The Annals of Emergency Medicine recently published a paper entitled “Preliminary Performance on the New CMS Sepsis-1 National Quality Measure: Early Insights From the Emergency Quality Network (E-QUAL).” In the paper, the authors review the performance of hospitals against the CMS Severe Sepsis/Septic Shock Early Management Bundle (SEP-1) quality measure. Their conclusion is that “preliminary data on SEP-1 performance suggest wide hospital-level variation in performance, with modest improvement during the first year of data collection.”
Within that conclusion lies perhaps the greatest tension underlying the herculean efforts to make healthcare better, safer, and more affordable. This tension is whether patients get the right care, better care, and cheaper care if clinical decisions are codified, governed, or even digitized, according to evidence, best practice, and guidelines. Or, is the right care, better care, and cheaper care better off in the hands of physicians to use their knowledge, experience, and judgment, with evidence, best practice and guidelines only used as a reference?
Stated differently, it’s the ongoing ideological war over what some people call “Cookbook Medicine.” Those who govern healthcare want to create approved recipes for clinical care that doctors follow. The assumption is that those recipes are the best possible recipes and consistently result in the best results for most patients, regardless of who and where they are. With physicians, this assumption causes cognitive dissonance.
This dissonance starts, according to sepsis specialist Dan Davis, MD, Director of the Center for Resuscitation Science at the University of California, San Diego (UCSD), “When regulatory requirements parallel clinical guidelines that appear somewhat arbitrary and capricious. There is no better example than the sepsis guidelines, which have been inconsistent at best, and outright contradictory at worst. And yet they influence hospital performance metrics and reimbursement. Cognitive dissonance manifests quite impressively in the physician approach to mandatory education. Once the information is perceived as having regulatory (but not clinical) relevance, the approach becomes pragmatic, and the learned information is laid down with less permanence and without connection to clinical practice neural networks (which involve both right and left brain connections).”
The SEP-1 data, which drew from chart review at 50 emergency departments across the US, did not investigate sepsis outcomes; it measured compliance with the SEP-1 bundle. The fact that variation was wide and performance only modestly improved suggests that physicians and their hospitals:
- Don’t know the SEP-1 bundle
- Have difficulty interpreting and/or applying it
- Follow a different set of guidelines or practices
- Disagree with the evidence behind SEP-1
- And/or simply forgot to document or report their compliance
Sepsis has been around for a long time, as has the lack of agreed-upon knowledge about the best way to recognize and treat it. As physicians and standard-setters hold their ground, patients continue to suffer.
But there is hope.

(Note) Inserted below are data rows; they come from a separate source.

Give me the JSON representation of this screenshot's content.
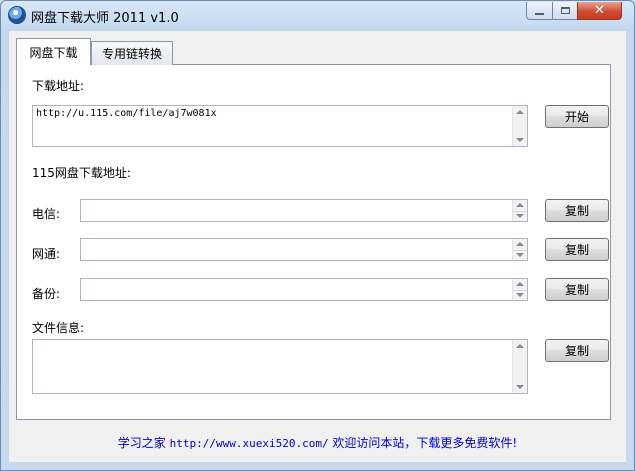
{
  "window": {
    "title": "网盘下载大师 2011 v1.0"
  },
  "tabs": [
    {
      "label": "网盘下载",
      "active": true
    },
    {
      "label": "专用链转换",
      "active": false
    }
  ],
  "download": {
    "label": "下载地址:",
    "url_value": "http://u.115.com/file/aj7w081x",
    "start_button": "开始"
  },
  "section_115": {
    "label": "115网盘下载地址:"
  },
  "links": [
    {
      "label": "电信:",
      "value": "",
      "copy_button": "复制"
    },
    {
      "label": "网通:",
      "value": "",
      "copy_button": "复制"
    },
    {
      "label": "备份:",
      "value": "",
      "copy_button": "复制"
    }
  ],
  "file_info": {
    "label": "文件信息:",
    "value": "",
    "copy_button": "复制"
  },
  "footer": {
    "site_name": "学习之家",
    "url": "http://www.xuexi520.com/",
    "message": "欢迎访问本站，下载更多免费软件!"
  },
  "colors": {
    "footer_text": "#0000cc",
    "close_button": "#c6391f"
  }
}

The Amplifire Healthcare Alliance recently completed a national multi-site sepsis study involving 1,234 hospitalists, ER physicians, CCU physicians, and nurse practitioners across 23 hospitals and health systems. All study participants took the same accredited 30-minute sepsis course deployed on the Amplifire platform. The course included the most current evidence for diagnosing and treating sepsis and was vetted by the internal sepsis leaders at all 23 participating organizations.
While the findings of the Alliance study were startling — showing a great deal of confidently held misinformation and uncertainty among practicing clinicians about their understanding of the evidence for sepsis care—they were not surprising given the SEP-1 study findings. The Alliance study also revealed that Amplifire may represent a scalable way for hospital executives to reduce the cognitive dissonance physicians have toward sepsis (and other) evidence and guidelines, and thereby reduce clinical variation and increase guideline adherence.
To learn more about these finding be sure to read this article, Uncertainty and Variation in Clinician Knowledge About Sepsis.